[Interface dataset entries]
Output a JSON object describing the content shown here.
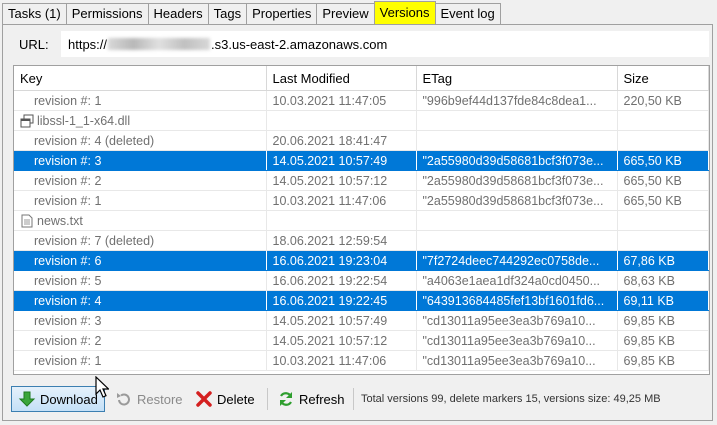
{
  "tabs": [
    {
      "label": "Tasks (1)",
      "active": false
    },
    {
      "label": "Permissions",
      "active": false
    },
    {
      "label": "Headers",
      "active": false
    },
    {
      "label": "Tags",
      "active": false
    },
    {
      "label": "Properties",
      "active": false
    },
    {
      "label": "Preview",
      "active": false
    },
    {
      "label": "Versions",
      "active": true
    },
    {
      "label": "Event log",
      "active": false
    }
  ],
  "url": {
    "label": "URL:",
    "prefix": "https://",
    "suffix": ".s3.us-east-2.amazonaws.com"
  },
  "columns": [
    "Key",
    "Last Modified",
    "ETag",
    "Size"
  ],
  "rows": [
    {
      "type": "revision",
      "key": "revision #: 1",
      "modified": "10.03.2021 11:47:05",
      "etag": "\"996b9ef44d137fde84c8dea1...",
      "size": "220,50 KB",
      "selected": false
    },
    {
      "type": "file",
      "icon": "dll-file-icon",
      "key": "libssl-1_1-x64.dll",
      "modified": "",
      "etag": "",
      "size": "",
      "selected": false
    },
    {
      "type": "revision",
      "key": "revision #: 4 (deleted)",
      "modified": "20.06.2021 18:41:47",
      "etag": "",
      "size": "",
      "selected": false
    },
    {
      "type": "revision",
      "key": "revision #: 3",
      "modified": "14.05.2021 10:57:49",
      "etag": "\"2a55980d39d58681bcf3f073e...",
      "size": "665,50 KB",
      "selected": true
    },
    {
      "type": "revision",
      "key": "revision #: 2",
      "modified": "14.05.2021 10:57:12",
      "etag": "\"2a55980d39d58681bcf3f073e...",
      "size": "665,50 KB",
      "selected": false
    },
    {
      "type": "revision",
      "key": "revision #: 1",
      "modified": "10.03.2021 11:47:06",
      "etag": "\"2a55980d39d58681bcf3f073e...",
      "size": "665,50 KB",
      "selected": false
    },
    {
      "type": "file",
      "icon": "text-file-icon",
      "key": "news.txt",
      "modified": "",
      "etag": "",
      "size": "",
      "selected": false
    },
    {
      "type": "revision",
      "key": "revision #: 7 (deleted)",
      "modified": "18.06.2021 12:59:54",
      "etag": "",
      "size": "",
      "selected": false
    },
    {
      "type": "revision",
      "key": "revision #: 6",
      "modified": "16.06.2021 19:23:04",
      "etag": "\"7f2724deec744292ec0758de...",
      "size": "67,86 KB",
      "selected": true
    },
    {
      "type": "revision",
      "key": "revision #: 5",
      "modified": "16.06.2021 19:22:54",
      "etag": "\"a4063e1aea1df324a0cd0450...",
      "size": "68,63 KB",
      "selected": false
    },
    {
      "type": "revision",
      "key": "revision #: 4",
      "modified": "16.06.2021 19:22:45",
      "etag": "\"643913684485fef13bf1601fd6...",
      "size": "69,11 KB",
      "selected": true
    },
    {
      "type": "revision",
      "key": "revision #: 3",
      "modified": "14.05.2021 10:57:49",
      "etag": "\"cd13011a95ee3ea3b769a10...",
      "size": "69,85 KB",
      "selected": false
    },
    {
      "type": "revision",
      "key": "revision #: 2",
      "modified": "14.05.2021 10:57:12",
      "etag": "\"cd13011a95ee3ea3b769a10...",
      "size": "69,85 KB",
      "selected": false
    },
    {
      "type": "revision",
      "key": "revision #: 1",
      "modified": "10.03.2021 11:47:06",
      "etag": "\"cd13011a95ee3ea3b769a10...",
      "size": "69,85 KB",
      "selected": false
    }
  ],
  "toolbar": {
    "download_label": "Download",
    "restore_label": "Restore",
    "delete_label": "Delete",
    "refresh_label": "Refresh",
    "status": "Total versions 99, delete markers 15, versions size: 49,25 MB"
  },
  "colors": {
    "active_tab": "#ffff00",
    "selection": "#0078d7",
    "download_icon": "#3aa53a",
    "delete_icon": "#d42020",
    "refresh_icon": "#2e9e2e"
  }
}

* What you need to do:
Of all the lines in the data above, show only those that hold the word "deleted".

* Result for this task:
      "key": "revision #: 4 (deleted)",
      "key": "revision #: 7 (deleted)",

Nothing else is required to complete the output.